Analysts say both North Korea and South Korea are closely monitoring the US response to Russia’s invasion of Ukraine, albeit for different reasons.
North Korea does series of missile tests in January, but not this month – possibly out of respect for neighboring and ally China, which is hosting the Winter Olympics. With the Olympics over and the Biden administration’s attention on Ukraine, North Korea may decide it’s time to resume weapons tests, to gain more diplomatic leverage with Washington.
“The crisis in Ukraine gives North Korea more options, whether it’s a missile test,” said Cheon Seong-whun, former director of the Korea Institute for National Unification, a government-funded study. long-range fire or even a nuclear test. institute in Seoul.
Lee Byong-chul, professor of political science at the Institute of Far Eastern Studies at Kyungnam University in Seoul, said that in South Korea, many would see Washington’s response to the Russian invasion as a test of their credibility as a military ally.
He said the failure of American leadership could even increase public support for the idea of South Korea having its own nuclear weapons – an idea the South government opposes. opposition, but has grown in popularity as North Korea continues to build up its arsenal and China has become more assertive in the region.

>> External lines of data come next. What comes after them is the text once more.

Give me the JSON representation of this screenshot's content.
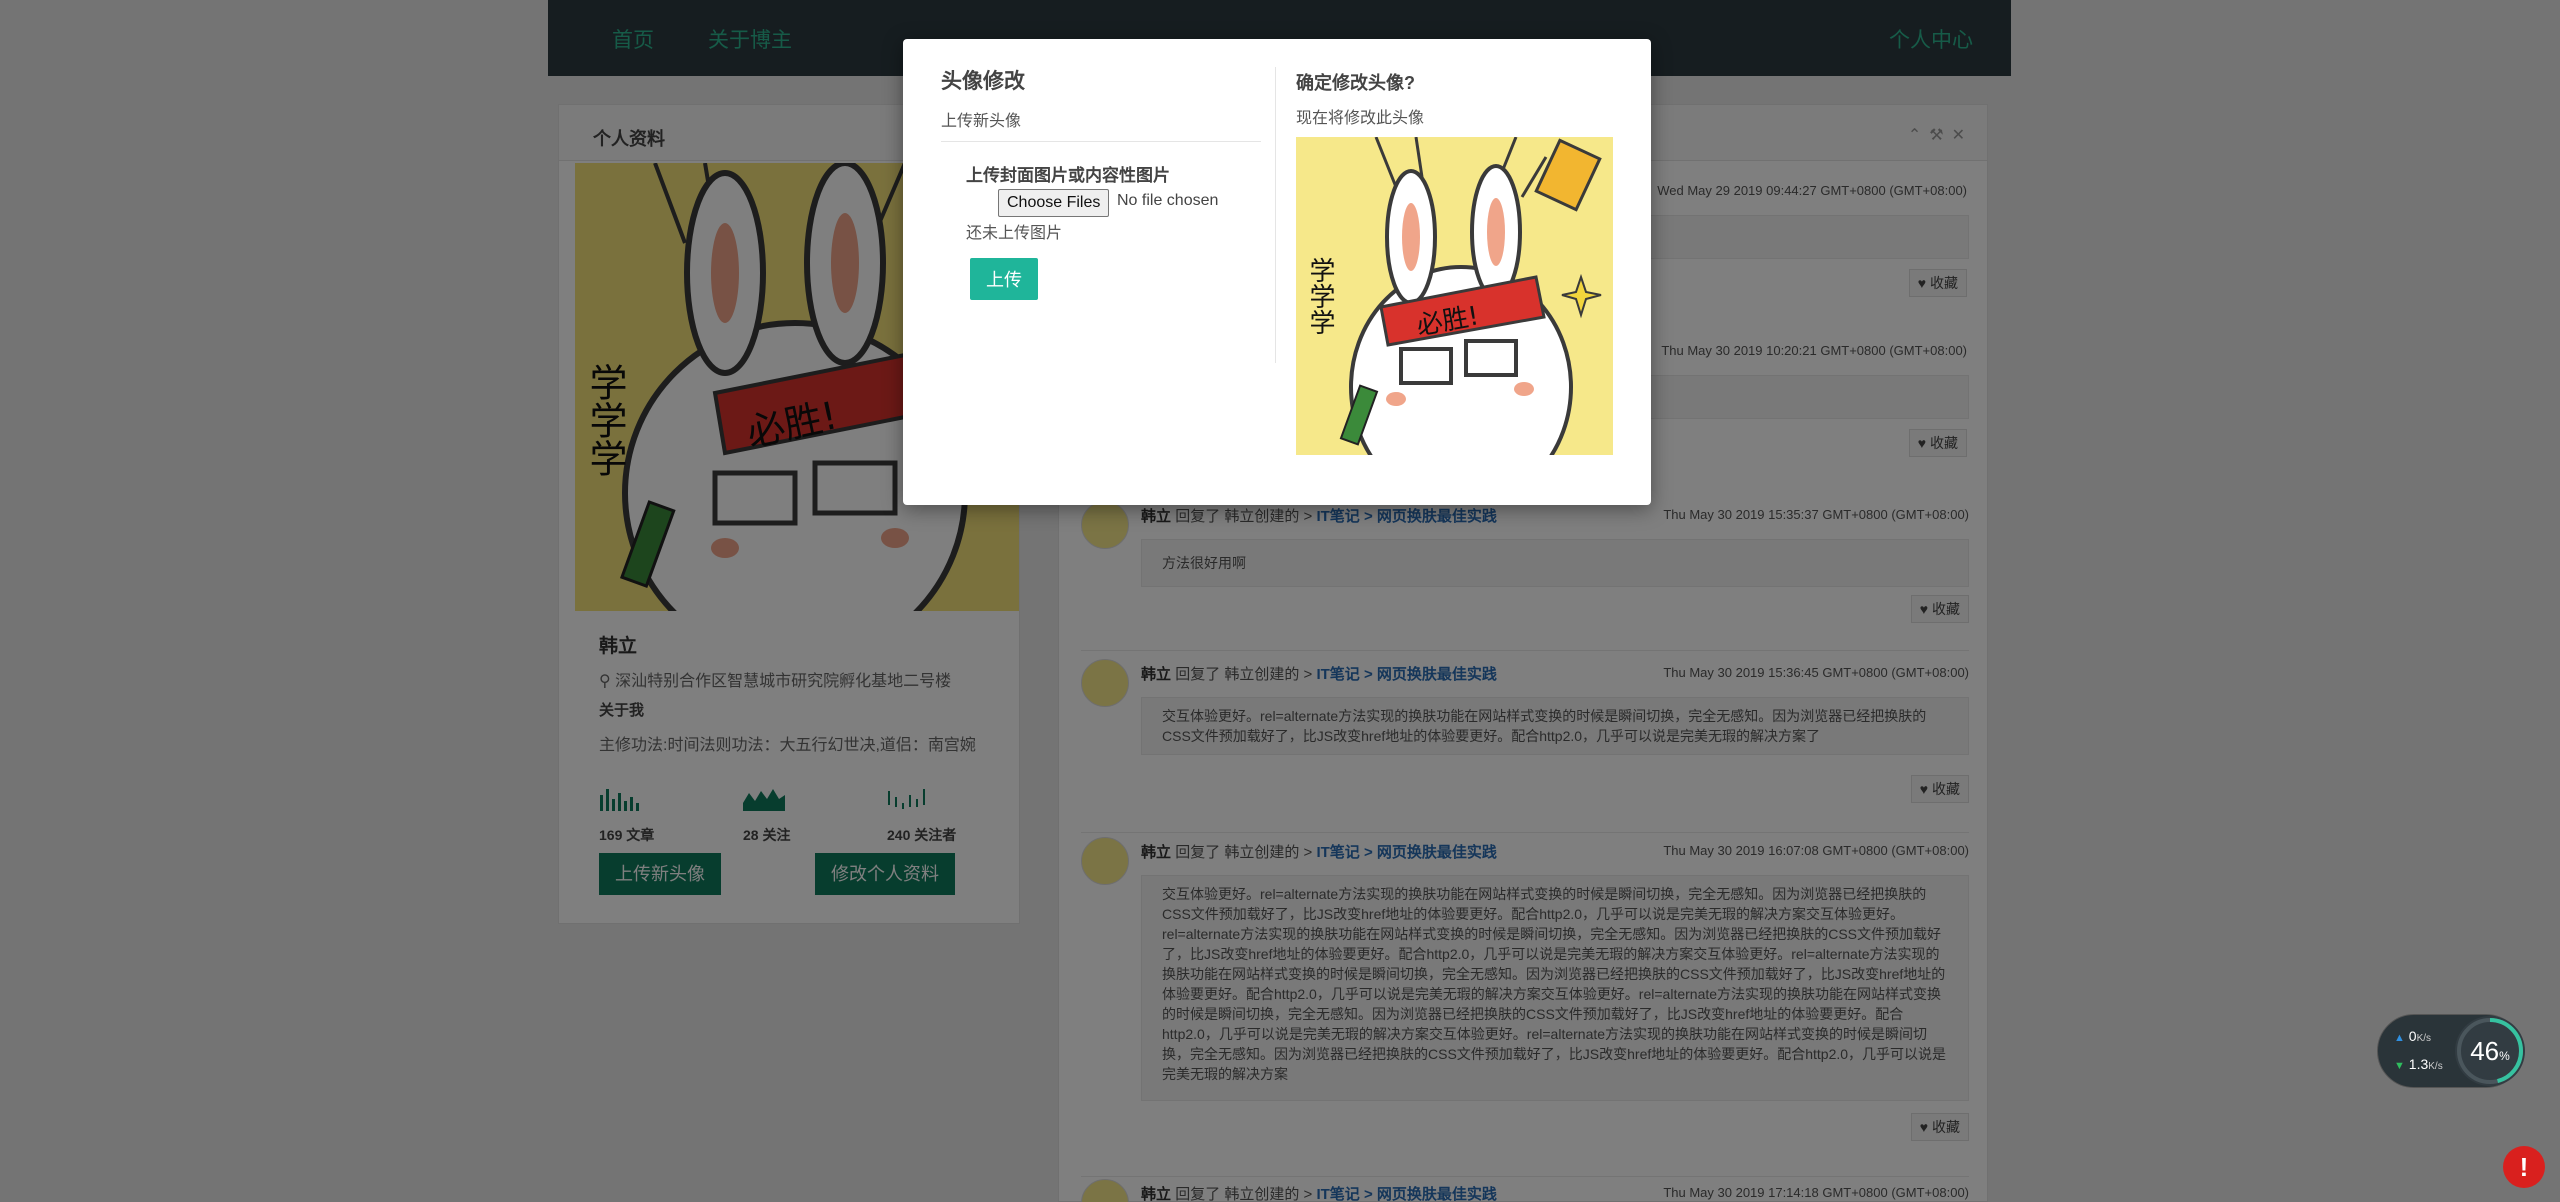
{
  "nav": {
    "home": "首页",
    "about": "关于博主",
    "user_center": "个人中心"
  },
  "profile": {
    "panel_title": "个人资料",
    "name": "韩立",
    "location": "深汕特别合作区智慧城市研究院孵化基地二号楼",
    "about_heading": "关于我",
    "about_text": "主修功法:时间法则功法：大五行幻世决,道侣：南宫婉",
    "stats": [
      {
        "label": "169 文章"
      },
      {
        "label": "28 关注"
      },
      {
        "label": "240 关注者"
      }
    ],
    "upload_avatar_label": "上传新头像",
    "edit_profile_label": "修改个人资料",
    "image_caption": "必胜!",
    "image_side_text": "学学学"
  },
  "feed": {
    "visible_times": [
      "Wed May 29 2019 09:44:27 GMT+0800 (GMT+08:00)",
      "Thu May 30 2019 10:20:21 GMT+0800 (GMT+08:00)"
    ],
    "items": [
      {
        "who": "韩立",
        "action": "回复了 韩立创建的 >",
        "category": "IT笔记",
        "sep": ">",
        "article": "网页换肤最佳实践",
        "time": "Thu May 30 2019 15:35:37 GMT+0800 (GMT+08:00)",
        "body": "方法很好用啊"
      },
      {
        "who": "韩立",
        "action": "回复了 韩立创建的 >",
        "category": "IT笔记",
        "sep": ">",
        "article": "网页换肤最佳实践",
        "time": "Thu May 30 2019 15:36:45 GMT+0800 (GMT+08:00)",
        "body": "交互体验更好。rel=alternate方法实现的换肤功能在网站样式变换的时候是瞬间切换，完全无感知。因为浏览器已经把换肤的CSS文件预加载好了，比JS改变href地址的体验要更好。配合http2.0，几乎可以说是完美无瑕的解决方案了"
      },
      {
        "who": "韩立",
        "action": "回复了 韩立创建的 >",
        "category": "IT笔记",
        "sep": ">",
        "article": "网页换肤最佳实践",
        "time": "Thu May 30 2019 16:07:08 GMT+0800 (GMT+08:00)",
        "body": "交互体验更好。rel=alternate方法实现的换肤功能在网站样式变换的时候是瞬间切换，完全无感知。因为浏览器已经把换肤的CSS文件预加载好了，比JS改变href地址的体验要更好。配合http2.0，几乎可以说是完美无瑕的解决方案交互体验更好。rel=alternate方法实现的换肤功能在网站样式变换的时候是瞬间切换，完全无感知。因为浏览器已经把换肤的CSS文件预加载好了，比JS改变href地址的体验要更好。配合http2.0，几乎可以说是完美无瑕的解决方案交互体验更好。rel=alternate方法实现的换肤功能在网站样式变换的时候是瞬间切换，完全无感知。因为浏览器已经把换肤的CSS文件预加载好了，比JS改变href地址的体验要更好。配合http2.0，几乎可以说是完美无瑕的解决方案交互体验更好。rel=alternate方法实现的换肤功能在网站样式变换的时候是瞬间切换，完全无感知。因为浏览器已经把换肤的CSS文件预加载好了，比JS改变href地址的体验要更好。配合http2.0，几乎可以说是完美无瑕的解决方案交互体验更好。rel=alternate方法实现的换肤功能在网站样式变换的时候是瞬间切换，完全无感知。因为浏览器已经把换肤的CSS文件预加载好了，比JS改变href地址的体验要更好。配合http2.0，几乎可以说是完美无瑕的解决方案"
      },
      {
        "who": "韩立",
        "action": "回复了 韩立创建的 >",
        "category": "IT笔记",
        "sep": ">",
        "article": "网页换肤最佳实践",
        "time": "Thu May 30 2019 17:14:18 GMT+0800 (GMT+08:00)",
        "body": ""
      }
    ],
    "fav_label": "收藏"
  },
  "modal": {
    "title": "头像修改",
    "subtitle": "上传新头像",
    "upload_heading": "上传封面图片或内容性图片",
    "file_button": "Choose Files",
    "file_status": "No file chosen",
    "not_uploaded": "还未上传图片",
    "upload_button": "上传",
    "confirm_heading": "确定修改头像?",
    "confirm_sub": "现在将修改此头像"
  },
  "speed_widget": {
    "up": "0",
    "down": "1.3",
    "unit": "K/s",
    "percent": "46",
    "percent_unit": "%"
  },
  "alert": {
    "symbol": "!"
  },
  "icons": {
    "location": "map-marker-icon",
    "favorite": "heart-icon",
    "panel_tools": [
      "chevron-up-icon",
      "wrench-icon",
      "close-icon"
    ]
  },
  "colors": {
    "accent": "#0e7a5d",
    "nav_link": "#2db790",
    "upload_button": "#1fb59a",
    "alert": "#d9201e"
  }
}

“The Koreans saw the United States looking like a toothless tiger in its chaotic withdrawal from Afghanistan,” Professor Lee said. “If it proves Ukraine has no backbone, they will talk more about arming their country with nuclear weapons, because they wonder if Ukraine has to endure the humiliation they are suffering. now if they don’t give up their nuclear weapons.”
After the dissolution of the Soviet Union, Ukraine give up Soviet nuclear weapons on its soil in exchange for security guarantees.
South Korean online chat rooms boil over as people discuss the impact of Ukraine’s invasion on the divided Korean Peninsula. Some say a weak US response will make North Korea determined not to give up its nuclear arsenal.
The South Korean government condemned the invasion and pledged to join international sanctions against Russia. As of Saturday, the North Korean government had yet to issue a statement about the invasion.
https://www.nytimes.com/2022/02/25/world/europe/on-both-sides-of-the-korean-peninsula-eyes-are-on-washingtons-response-to-russia.html Both sides of the Korean Peninsula have their eyes fixed on Washington’s response to Russia.